- _REQUIRED WORK_
Search the records for lines with the word "text" and copy each match.

- _DATASET RECORDS_
>>>

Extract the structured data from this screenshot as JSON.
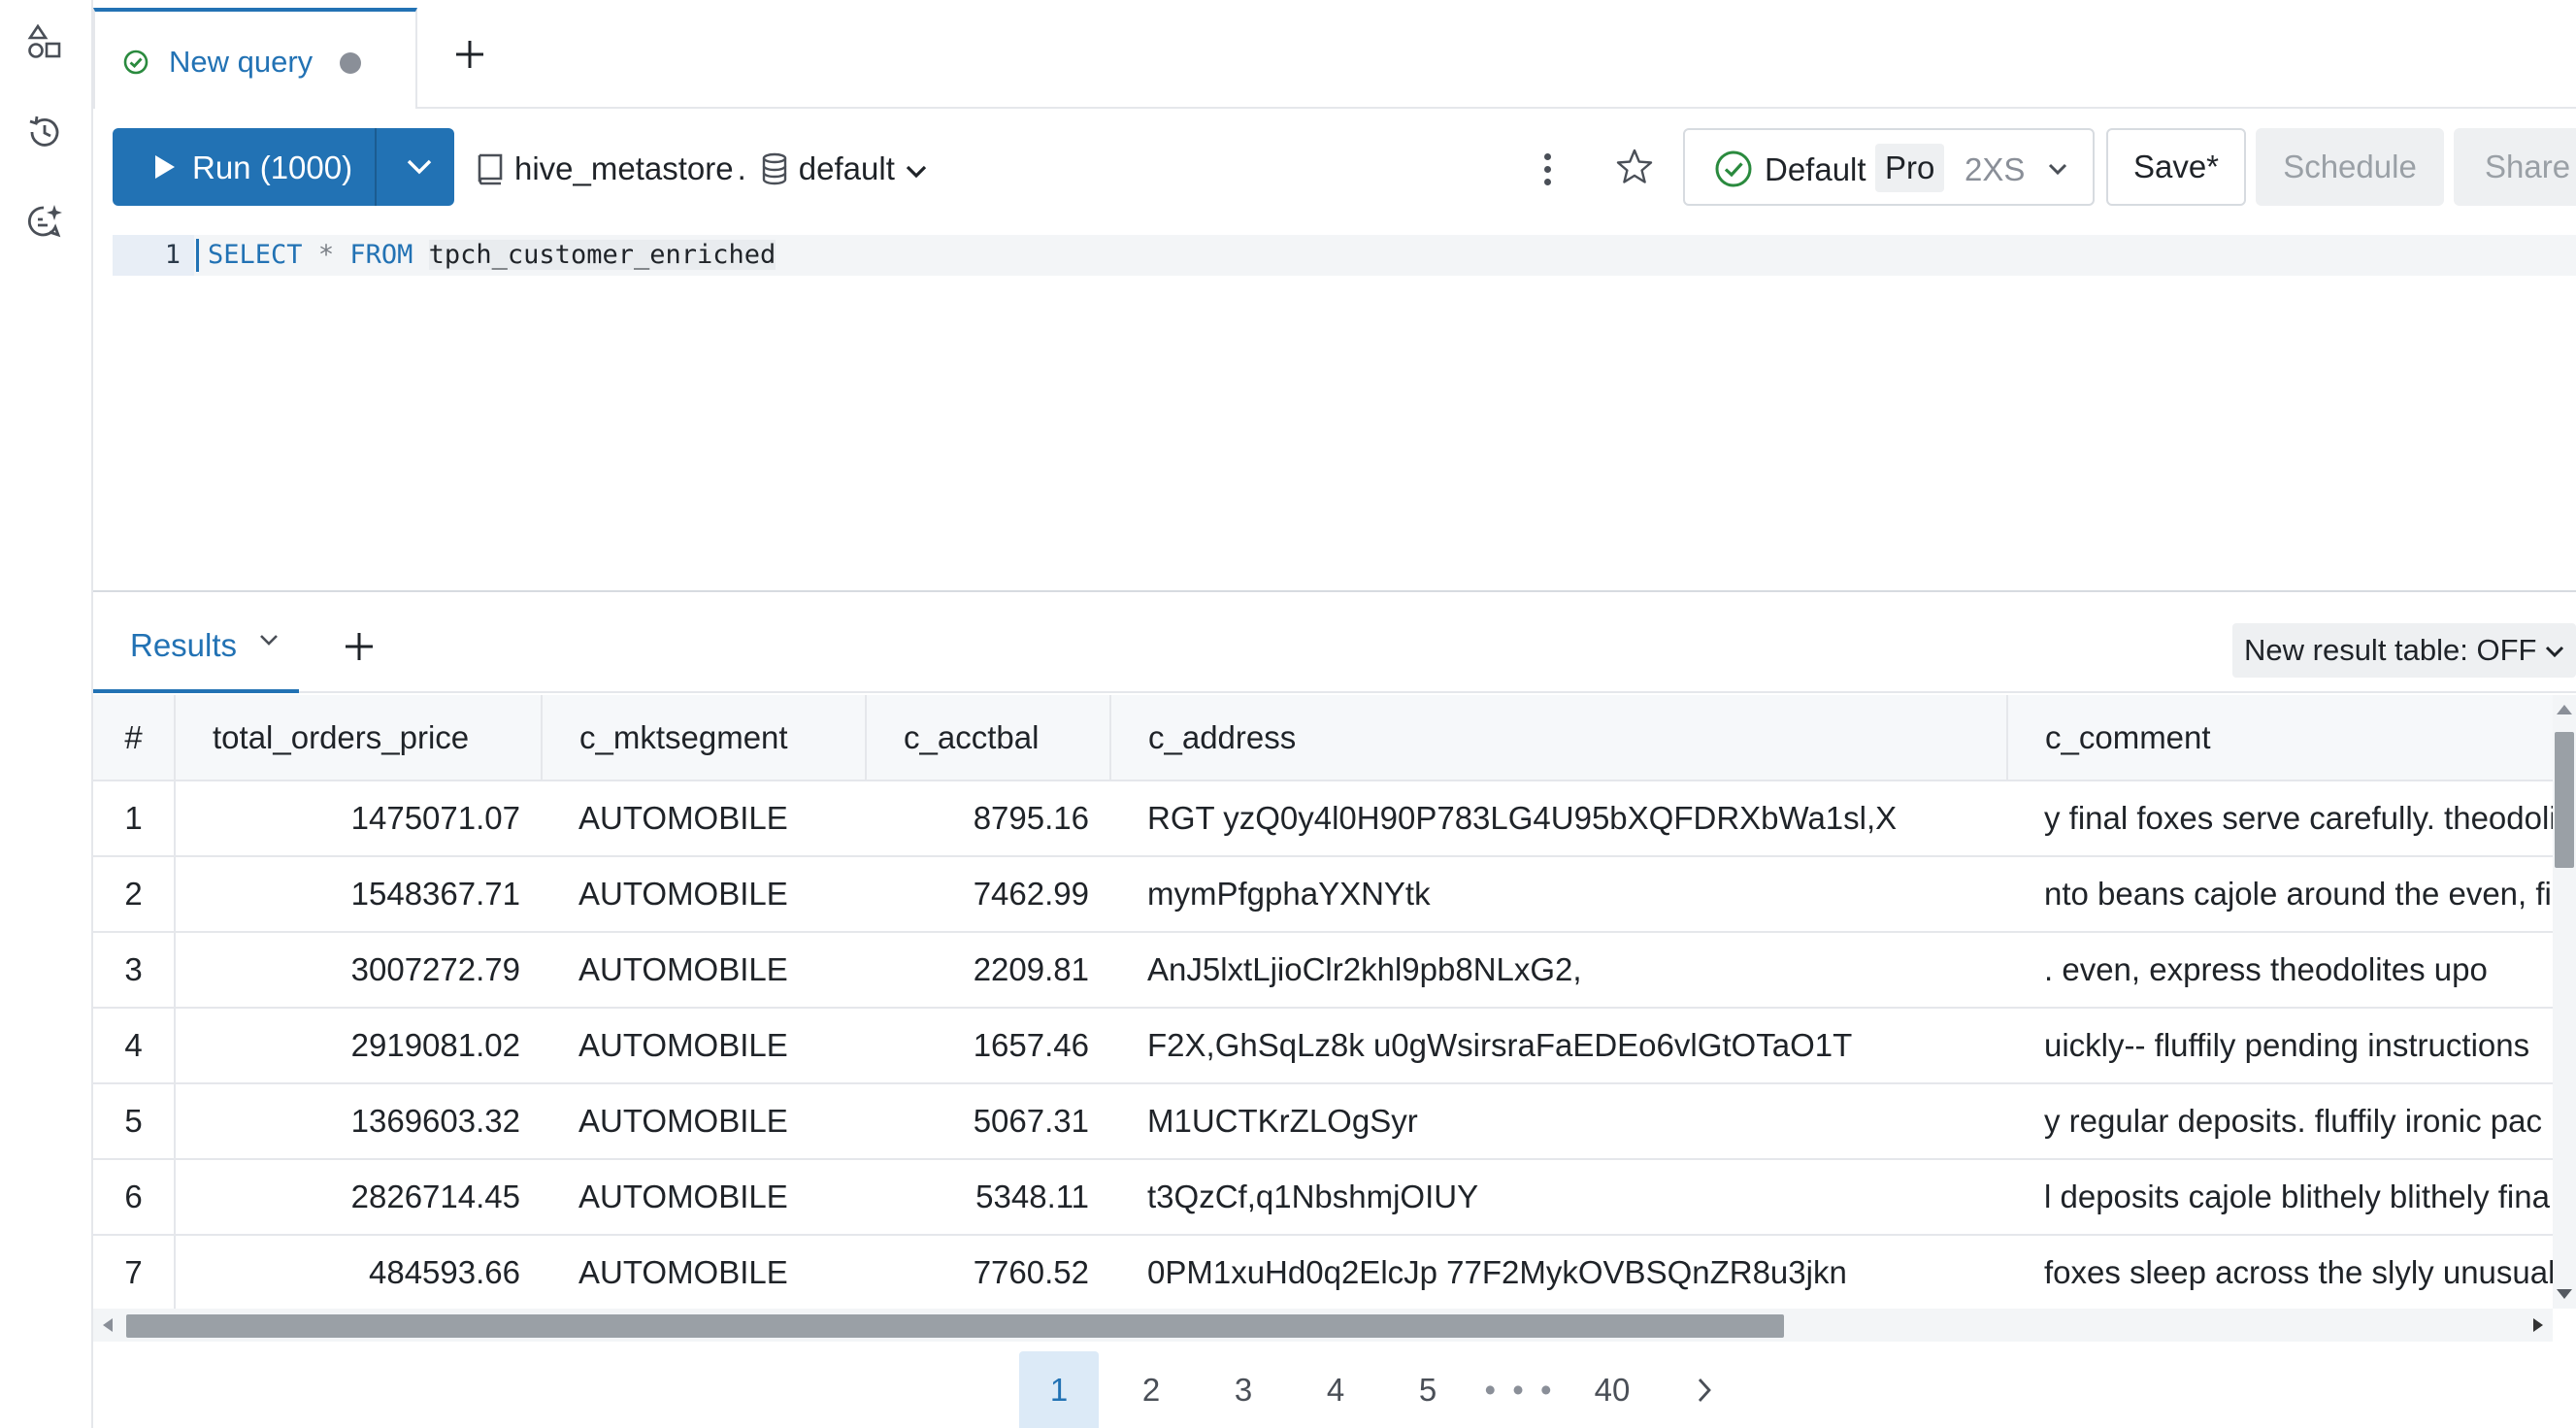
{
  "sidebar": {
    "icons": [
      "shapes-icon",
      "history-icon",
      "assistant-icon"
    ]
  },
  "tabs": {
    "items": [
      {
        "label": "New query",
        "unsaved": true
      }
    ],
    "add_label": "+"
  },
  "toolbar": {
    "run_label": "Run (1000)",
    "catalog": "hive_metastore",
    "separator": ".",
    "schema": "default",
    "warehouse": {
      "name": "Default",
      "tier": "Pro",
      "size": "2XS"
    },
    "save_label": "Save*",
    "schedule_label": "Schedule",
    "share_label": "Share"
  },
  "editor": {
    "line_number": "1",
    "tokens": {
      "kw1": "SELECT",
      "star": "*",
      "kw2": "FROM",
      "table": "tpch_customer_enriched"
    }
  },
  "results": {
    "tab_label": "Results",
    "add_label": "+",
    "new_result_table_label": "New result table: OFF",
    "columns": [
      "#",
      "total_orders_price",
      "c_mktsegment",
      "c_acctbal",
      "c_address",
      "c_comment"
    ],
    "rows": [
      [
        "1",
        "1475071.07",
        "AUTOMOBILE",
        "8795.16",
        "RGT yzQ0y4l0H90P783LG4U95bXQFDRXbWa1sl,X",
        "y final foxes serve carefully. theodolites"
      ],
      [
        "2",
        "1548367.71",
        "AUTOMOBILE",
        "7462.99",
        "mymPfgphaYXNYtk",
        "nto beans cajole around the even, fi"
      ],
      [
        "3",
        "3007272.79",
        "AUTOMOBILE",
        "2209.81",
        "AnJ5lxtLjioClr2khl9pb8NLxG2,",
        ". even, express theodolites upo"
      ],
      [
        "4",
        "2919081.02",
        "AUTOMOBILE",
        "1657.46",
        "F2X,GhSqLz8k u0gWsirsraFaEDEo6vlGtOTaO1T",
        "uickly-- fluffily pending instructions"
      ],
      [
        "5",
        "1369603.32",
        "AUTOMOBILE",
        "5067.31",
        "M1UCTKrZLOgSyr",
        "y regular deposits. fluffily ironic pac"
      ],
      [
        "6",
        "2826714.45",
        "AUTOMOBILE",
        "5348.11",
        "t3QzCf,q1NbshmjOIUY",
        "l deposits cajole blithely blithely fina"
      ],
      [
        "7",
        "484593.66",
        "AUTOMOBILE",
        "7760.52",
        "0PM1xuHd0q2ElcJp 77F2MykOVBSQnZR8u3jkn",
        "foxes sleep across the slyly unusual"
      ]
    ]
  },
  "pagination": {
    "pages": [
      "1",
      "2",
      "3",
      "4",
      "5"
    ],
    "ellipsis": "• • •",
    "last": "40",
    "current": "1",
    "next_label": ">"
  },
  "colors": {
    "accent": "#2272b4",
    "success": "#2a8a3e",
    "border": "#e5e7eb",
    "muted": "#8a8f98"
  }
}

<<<
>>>

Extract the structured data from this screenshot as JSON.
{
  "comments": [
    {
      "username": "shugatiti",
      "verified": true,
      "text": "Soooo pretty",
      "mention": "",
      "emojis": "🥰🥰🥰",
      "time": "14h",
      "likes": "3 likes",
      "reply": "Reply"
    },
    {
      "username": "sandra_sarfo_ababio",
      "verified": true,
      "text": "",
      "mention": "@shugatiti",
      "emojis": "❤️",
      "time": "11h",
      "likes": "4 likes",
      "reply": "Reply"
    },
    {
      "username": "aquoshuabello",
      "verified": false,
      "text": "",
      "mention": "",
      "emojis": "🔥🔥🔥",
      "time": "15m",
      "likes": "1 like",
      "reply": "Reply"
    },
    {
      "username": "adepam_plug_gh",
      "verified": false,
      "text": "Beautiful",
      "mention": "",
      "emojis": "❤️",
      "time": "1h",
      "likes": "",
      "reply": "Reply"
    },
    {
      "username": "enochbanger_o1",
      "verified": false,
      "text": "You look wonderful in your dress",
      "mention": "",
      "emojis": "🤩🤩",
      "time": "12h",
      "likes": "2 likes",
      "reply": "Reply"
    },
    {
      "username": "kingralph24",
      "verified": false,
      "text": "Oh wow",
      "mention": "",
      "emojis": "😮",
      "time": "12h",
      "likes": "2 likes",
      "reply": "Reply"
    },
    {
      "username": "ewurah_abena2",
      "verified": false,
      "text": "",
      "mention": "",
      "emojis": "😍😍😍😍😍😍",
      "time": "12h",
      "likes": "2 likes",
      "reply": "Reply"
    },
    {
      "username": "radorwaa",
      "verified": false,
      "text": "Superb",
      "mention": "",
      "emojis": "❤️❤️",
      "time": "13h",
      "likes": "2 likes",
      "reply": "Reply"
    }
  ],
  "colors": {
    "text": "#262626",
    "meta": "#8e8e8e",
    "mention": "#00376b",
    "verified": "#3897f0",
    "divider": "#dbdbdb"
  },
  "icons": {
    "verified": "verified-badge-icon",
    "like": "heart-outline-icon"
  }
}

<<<

- _RESULT FOR THIS TASK_
      "text": "Soooo pretty",
      "text": "",
      "text": "",
      "text": "Beautiful",
      "text": "You look wonderful in your dress",
      "text": "Oh wow",
      "text": "",
      "text": "Superb",
    "text": "#262626",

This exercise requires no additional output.